[19] Of course, if God provides for our every need, then disciples are relieved of that desperate scramble for survival. All we need to do is long for God, and that habit of longing unbends the strings of the heart and creates a space where Christ might enter and dwell. Twelve Step programs have awkwardly but accurately spoken of this as “that God-shaped hole” inside of us, and they warn of the temptation to stuff that hole with all manner of false gods and false promises to confer security. St. Augustine spoke more eloquently of “a holy longing for God” and the space that longing creates. The more we yearn for the God in whom we place our trust, the larger that space becomes. A heart turned in on itself slowly unbends to reach for the subject of its longing: God.

[20] Here is a second effect of considering the lilies. The consequence of this “holy longing” is the freedom to attend to the neighbor. After all, if God will provide, then our needs are taken care of. The other no longer bears the face of the Enemy, threatening our security and our very earthly existence. Nor is the other the Competitor for scarce resources. Faith removes the hood of anonymity from both captor and captive alike, revealing there the face of the neighbor, child of God, creature of the same creator. The familiar prayer in the liturgy runs – “in faith toward you and fervent love for one another,” but it is really the case that faith in God enables, even compels love of the neighbor. For it is when we trust in God – and relieve ourselves of the awesome responsibility of providing for ourselves — that we are freed to see the other as neighbor – and nothing less.

[21] Generosity is that spacious habit of human nature that welcomes the other as neighbor, that opens oneself to the neighbor, and that discovers in the face of the neighbor the face of Christ. I would tell you to be generous leaders, but the most accurate way to put that is not a command: “Be generous.” Nor is it as statement of fact: “You can be generous leaders, because God has been generous with you.” Rather it’s a Declaration of Independence, releasing you from fear and freeing you for life with abundance.

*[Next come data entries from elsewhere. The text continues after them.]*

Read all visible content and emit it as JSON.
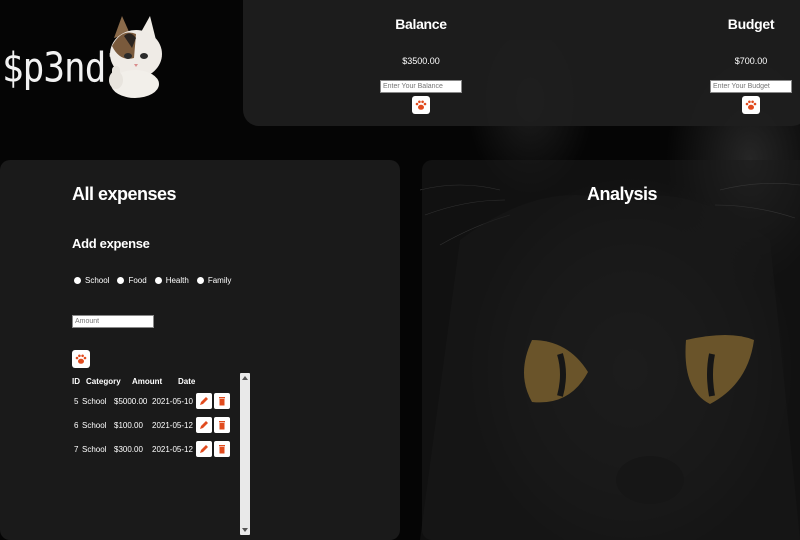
{
  "logo": {
    "text": "$p3nd1",
    "mascot_icon": "cat-thumbs-up-icon"
  },
  "header": {
    "balance": {
      "title": "Balance",
      "value": "$3500.00",
      "placeholder": "Enter Your Balance",
      "submit_icon": "paw-icon"
    },
    "budget": {
      "title": "Budget",
      "value": "$700.00",
      "placeholder": "Enter Your Budget",
      "submit_icon": "paw-icon"
    }
  },
  "expenses": {
    "title": "All expenses",
    "add_title": "Add expense",
    "categories": [
      "School",
      "Food",
      "Health",
      "Family"
    ],
    "amount_placeholder": "Amount",
    "add_icon": "paw-icon",
    "columns": [
      "ID",
      "Category",
      "Amount",
      "Date"
    ],
    "rows": [
      {
        "id": "5",
        "category": "School",
        "amount": "$5000.00",
        "date": "2021-05-10"
      },
      {
        "id": "6",
        "category": "School",
        "amount": "$100.00",
        "date": "2021-05-12"
      },
      {
        "id": "7",
        "category": "School",
        "amount": "$300.00",
        "date": "2021-05-12"
      }
    ]
  },
  "analysis": {
    "title": "Analysis"
  },
  "colors": {
    "accent": "#e14b1e",
    "panel": "#1b1b1b",
    "background": "#050505",
    "cat_eye": "#c99a3c"
  }
}
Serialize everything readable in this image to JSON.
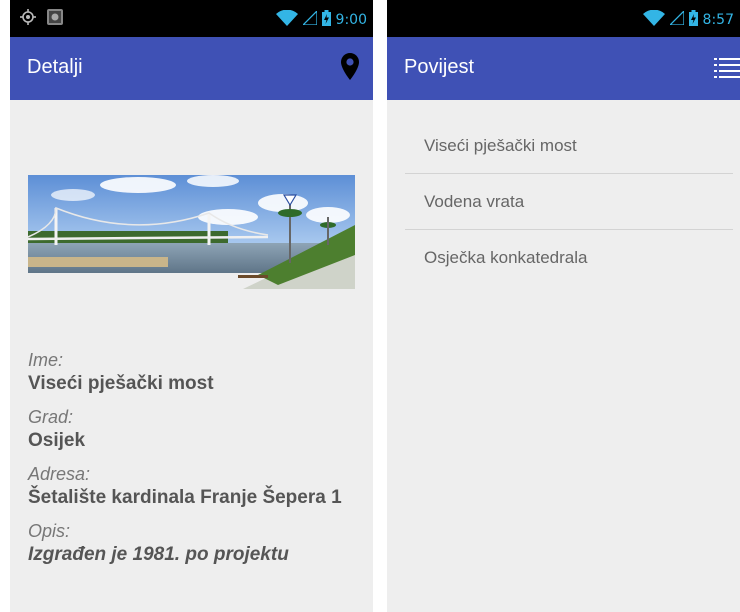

[22] Finally, considering the Gospel in a culture of fear means that we discover the wild Gospel culture of generosity. I hope that in the time you have spent with us you have been infected with that spirit of abundance. I think Pacific Lutheran Theological Seminary embodies it: This institution has done more with less than any I’ve ever seen. I hope you catch our “can-do” attitude and our joyous spirit of “what-the hellness” – that invite our constituency to come to us with their ideas, because we have a Gospel recklessness that says “Hey, let’s try it!” At its best, we regard the other not as Enemy but Co-Conspirator in the ranks of God’s boisterous disciples. It’s attitude with a capital “J”, for Jesus was the one who thumbed his nose at powers and principalities, refused to give in, managed to celebrate the night before he died, and cook breakfast for his disciples after he rose from the dead. Make the Last Supper and the First Breakfast icons of your ministry, and be not afraid of suffering, nor of celebration either. Practice that wild joy that marks those who trust in a God that does provide -and provides with characteristic wild abandon.

Martha E. Stortz

Martha E. Stortz is Professor Emerita at Augsburg University, where she held the Bernhard M. Christensen Chair of Religion and Vocation from 2010-2021.  With Rabbi Barry Cytron, she directs the Collegeville Institute’s Multi-Religious Fellows Program.  She writes, speaks, consults, and publishes, most recently, Called to Follow: Journeys in John’s Gospel (Cascade, 2017).